The roots actually absorb that beneficial bacteria, which allows them to take in fertilizer and water more efficiently. Compost also helps sandy soil retain water and nutrients and makes soil easier to work with.
Here are a few more benefits of giving your plants/trees compost:
Compost contains certain macro and micronutrients that aren’t always available in synthetic fertilizers.
Compost helps plants retain water, which means decreased chance of dehydration.
Compost can improve water drainage and help air penetrate the soil by loosening tightly bound particles in clay or silt soil.
Compost will attract many beneficial organisms like insects and worms that will burrow through the soil and keep it well aerated.
Compost reduces the need for synthetic fertilizers, which means less run-off and contamination of water sources.
Luckily, it’s actually pretty easy to make your own compost at home. It will not only provide some of the benefits we listed above, but also help reduce waste.
To create your own compost, all you need is a compost bin or pile. Inside your bin or pile, you’ll want to include three parts brown materials and one part green materials.
Brown materials include things like:
Shredded tree branches
Hay or straw
While green materials include:
Animal manures (not from dogs or cats)
Fresh plant and grass trimmings
Once all of these natural materials are combined, you’ll want to water and stir it about once a week. Just make sure you don’t water it too much as you don’t want to waterlog your pile. It should be the consistency of a damp sponge.
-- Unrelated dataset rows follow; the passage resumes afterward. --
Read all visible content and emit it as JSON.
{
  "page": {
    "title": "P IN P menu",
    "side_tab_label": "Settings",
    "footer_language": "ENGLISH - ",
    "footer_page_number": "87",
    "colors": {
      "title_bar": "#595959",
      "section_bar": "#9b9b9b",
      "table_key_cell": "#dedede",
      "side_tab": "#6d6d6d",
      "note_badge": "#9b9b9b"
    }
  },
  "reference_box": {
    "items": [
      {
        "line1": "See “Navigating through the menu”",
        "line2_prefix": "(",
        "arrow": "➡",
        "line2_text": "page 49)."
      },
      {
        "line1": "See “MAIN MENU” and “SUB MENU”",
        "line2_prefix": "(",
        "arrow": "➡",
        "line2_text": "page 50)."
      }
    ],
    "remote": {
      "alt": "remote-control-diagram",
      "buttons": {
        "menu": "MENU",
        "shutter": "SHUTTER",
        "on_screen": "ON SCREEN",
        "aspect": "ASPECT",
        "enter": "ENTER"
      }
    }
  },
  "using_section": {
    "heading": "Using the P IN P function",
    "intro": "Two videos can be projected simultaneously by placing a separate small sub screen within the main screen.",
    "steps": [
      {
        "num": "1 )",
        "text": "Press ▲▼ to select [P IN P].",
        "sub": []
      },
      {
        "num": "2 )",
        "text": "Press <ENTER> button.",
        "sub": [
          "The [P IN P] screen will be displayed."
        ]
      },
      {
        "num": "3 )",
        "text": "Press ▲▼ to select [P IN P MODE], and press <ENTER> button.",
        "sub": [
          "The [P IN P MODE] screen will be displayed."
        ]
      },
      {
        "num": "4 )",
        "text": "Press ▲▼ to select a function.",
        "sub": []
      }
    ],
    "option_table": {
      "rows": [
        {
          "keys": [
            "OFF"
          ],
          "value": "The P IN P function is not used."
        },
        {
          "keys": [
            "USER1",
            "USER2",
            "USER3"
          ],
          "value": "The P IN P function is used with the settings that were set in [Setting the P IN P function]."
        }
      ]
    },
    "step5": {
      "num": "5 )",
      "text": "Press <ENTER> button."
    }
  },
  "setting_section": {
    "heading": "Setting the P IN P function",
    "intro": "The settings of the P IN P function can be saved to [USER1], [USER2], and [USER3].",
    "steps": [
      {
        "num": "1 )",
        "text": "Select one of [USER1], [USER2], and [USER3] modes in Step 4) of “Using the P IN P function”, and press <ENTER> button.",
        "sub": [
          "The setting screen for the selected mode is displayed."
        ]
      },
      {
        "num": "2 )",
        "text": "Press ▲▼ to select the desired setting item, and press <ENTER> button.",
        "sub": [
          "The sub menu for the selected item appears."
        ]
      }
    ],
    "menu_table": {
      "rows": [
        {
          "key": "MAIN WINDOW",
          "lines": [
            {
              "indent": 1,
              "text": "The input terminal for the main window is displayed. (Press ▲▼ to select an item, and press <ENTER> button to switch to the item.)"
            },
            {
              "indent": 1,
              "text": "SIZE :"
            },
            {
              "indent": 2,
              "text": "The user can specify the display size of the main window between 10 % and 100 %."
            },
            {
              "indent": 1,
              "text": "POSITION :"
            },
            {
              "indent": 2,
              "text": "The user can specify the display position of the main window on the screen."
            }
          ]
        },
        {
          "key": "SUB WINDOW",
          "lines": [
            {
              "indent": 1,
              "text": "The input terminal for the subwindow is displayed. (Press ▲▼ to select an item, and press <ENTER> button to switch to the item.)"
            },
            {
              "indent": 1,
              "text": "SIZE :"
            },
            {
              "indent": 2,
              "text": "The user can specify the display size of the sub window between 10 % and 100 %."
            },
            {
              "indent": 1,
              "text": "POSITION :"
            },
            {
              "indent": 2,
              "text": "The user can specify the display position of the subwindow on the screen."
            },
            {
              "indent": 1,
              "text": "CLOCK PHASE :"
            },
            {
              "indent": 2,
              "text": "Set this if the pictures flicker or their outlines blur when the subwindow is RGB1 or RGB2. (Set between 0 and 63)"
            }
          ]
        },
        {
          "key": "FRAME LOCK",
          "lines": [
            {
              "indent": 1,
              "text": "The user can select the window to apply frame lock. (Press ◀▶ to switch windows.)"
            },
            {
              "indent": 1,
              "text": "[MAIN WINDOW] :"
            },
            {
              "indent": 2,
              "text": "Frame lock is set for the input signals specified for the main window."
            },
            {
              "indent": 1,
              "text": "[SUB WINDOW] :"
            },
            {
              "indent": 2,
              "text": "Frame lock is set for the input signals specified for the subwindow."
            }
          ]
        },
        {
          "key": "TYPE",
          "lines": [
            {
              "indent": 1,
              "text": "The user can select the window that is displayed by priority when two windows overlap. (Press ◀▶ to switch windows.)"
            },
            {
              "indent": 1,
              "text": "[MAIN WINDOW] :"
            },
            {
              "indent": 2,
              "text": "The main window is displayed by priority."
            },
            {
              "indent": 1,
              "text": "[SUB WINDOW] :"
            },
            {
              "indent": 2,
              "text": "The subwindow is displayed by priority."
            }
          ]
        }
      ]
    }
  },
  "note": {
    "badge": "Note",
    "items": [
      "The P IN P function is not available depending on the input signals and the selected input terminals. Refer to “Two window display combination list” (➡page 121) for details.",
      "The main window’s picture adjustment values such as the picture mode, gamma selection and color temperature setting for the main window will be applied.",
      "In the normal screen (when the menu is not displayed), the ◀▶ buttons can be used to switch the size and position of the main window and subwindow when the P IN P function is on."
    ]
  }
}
The reason why you should turn your compost about once a week is because it provides the pile with oxygen. This helps the pile cook faster as well as keeps materials from clumping together and starting to smell. Before you turn your pile make sure the center of the pile feels hot or reads between 130 and 150°F on a thermometer.
You’ll know your compost is ready to use when it’s dry, brown, and crumbly and no longer warm. If you’re using compost for your indoor plants, you can even try making compost tea.
How We Make Compost
Since our farm requires a lot of compost, we need way more green and brown materials than the waste from our own kitchen. So we’re lucky enough to work with a really large horse farm close by.
They have just a tremendous amount of composted horse shavings, hay, and other bedding material. So it’s a nutrient rich compost.
On the horse farm, they actually bring that compost out of the stalls and then will heat it up to over 165 degrees for a period of time to get out any kind of bad bacteria. This is a really quick way to “cook” your compost and is usually how compost is made on a commercial scale.
After that, it’s ready to use on the farm. So we bring that out to the farm here. We’ll also combine it with our fallen and cut magnolia leaves and branches that we make a mulch out of. And we’ll actually use about two tons of compost per acre per year.
It’s really incredibly beneficial for our Southern Magnolia trees and we’ve been able to see wonderful results using compost. If you go ahead and watch the video above, you’ll see how a network of fungi, which is really great for our trees, have started spreading through the soil.
Plus, it is really a better choice for the environment. Since we’ve been able to reduce our synthetic fertilizer use, we know we’re able to reduce contamination of nearby springs and habitats.
As always, we hope you benefited from learning more about how and why to garden with compost. Feel free to reach out with any questions by contacting us here.